Payment by Credit Card, Fuel: Consumers Pay Double
7 May 2012 - Défi Media Group
Motorists familiar with this phenomenon. If they have to pay for their fuel by credit card, they take a 'service charge' of 2% or 3%. The oil explain this by the high commissions taken by banks and their low profit margin.
"The country's service stations that accept credit card payments are required to take service charges because the commissions taken by banks are higher than our profit margin," says Bhanoo Seegobin, president of the Petrol Retailer Association (PRA) .
Thus the PRA explains why the majority of service stations in Mauritius take a commission which varies between 1% and 3% when a customer presents a credit card (debit or credit card, Visa or Master Card). According to the PRA, while their profit margin is about 2% of the amount paid by consumers, the Committee on the card payment request that the bank is 2.5% of that amount. Service stations sell at a loss so when they accept such payments.
Moreover, the PRA is advising its members not to accept these cards but only those issued by the oil for including companies with a fleet of vehicles. "We prefer a customer to go get money from a cash machine (ATM), but if he does not have cash on him and he insists on paying by credit card, we indicate that we take a service charge, "says the president of the PRA.
The solution advocated by the PRA is that the profit margin for gas stations to 6%. And these could officially accept credit card payments without taking any service charge. "Even for tourism, it has repercussions. Tourists often do not have cash on them when they pass the gas station with their rental car. It's a bad image of Mauritius as taking a percentage of their payment, "says Bhanoo Seegobin.
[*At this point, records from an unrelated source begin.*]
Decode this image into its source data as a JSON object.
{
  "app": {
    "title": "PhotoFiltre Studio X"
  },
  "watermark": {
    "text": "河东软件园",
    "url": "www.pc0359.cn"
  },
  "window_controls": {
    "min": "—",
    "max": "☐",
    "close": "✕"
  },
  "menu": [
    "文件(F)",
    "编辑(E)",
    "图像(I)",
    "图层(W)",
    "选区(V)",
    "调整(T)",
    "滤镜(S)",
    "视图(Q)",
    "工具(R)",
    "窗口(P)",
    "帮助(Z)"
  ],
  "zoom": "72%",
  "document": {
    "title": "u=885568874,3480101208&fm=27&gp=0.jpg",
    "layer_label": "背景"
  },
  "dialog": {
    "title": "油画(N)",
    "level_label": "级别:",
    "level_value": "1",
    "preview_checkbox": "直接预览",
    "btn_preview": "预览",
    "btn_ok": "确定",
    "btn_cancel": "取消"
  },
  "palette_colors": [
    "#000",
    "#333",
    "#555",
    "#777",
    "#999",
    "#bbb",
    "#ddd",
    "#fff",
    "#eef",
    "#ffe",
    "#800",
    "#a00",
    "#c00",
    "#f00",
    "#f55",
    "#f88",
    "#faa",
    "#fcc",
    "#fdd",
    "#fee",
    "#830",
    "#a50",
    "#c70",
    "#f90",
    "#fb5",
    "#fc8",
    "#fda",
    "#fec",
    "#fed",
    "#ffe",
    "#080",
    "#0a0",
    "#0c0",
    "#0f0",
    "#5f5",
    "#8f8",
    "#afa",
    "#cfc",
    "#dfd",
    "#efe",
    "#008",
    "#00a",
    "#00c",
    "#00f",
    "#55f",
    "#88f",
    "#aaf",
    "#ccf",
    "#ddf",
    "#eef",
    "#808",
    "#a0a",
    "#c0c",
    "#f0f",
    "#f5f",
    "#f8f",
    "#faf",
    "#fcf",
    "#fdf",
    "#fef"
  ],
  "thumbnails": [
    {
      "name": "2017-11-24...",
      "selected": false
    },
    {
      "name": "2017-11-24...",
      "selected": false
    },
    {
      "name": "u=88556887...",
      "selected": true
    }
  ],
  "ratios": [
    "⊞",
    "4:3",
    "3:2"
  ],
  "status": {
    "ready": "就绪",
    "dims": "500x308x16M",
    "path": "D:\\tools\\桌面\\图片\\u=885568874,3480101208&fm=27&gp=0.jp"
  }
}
For their part, consumers who find the easiest credit card payments at the time when the electronics are the above, are for their expenses. Pramode Jaddoo, economist at the Institute for Consumer Protection (ICP) notes that unlike most other merchants who accept credit card payments, such as supermarkets, petrol stations are working on fixed margins. He explains that traders whose margins vary because their rates are not regulated, can absorb bank charges on products whose profit margins are higher.
Some stations do not take 'service charge' on payments credit cards. They are thus a goodwill gesture to their customers which, in turn, become more faithful.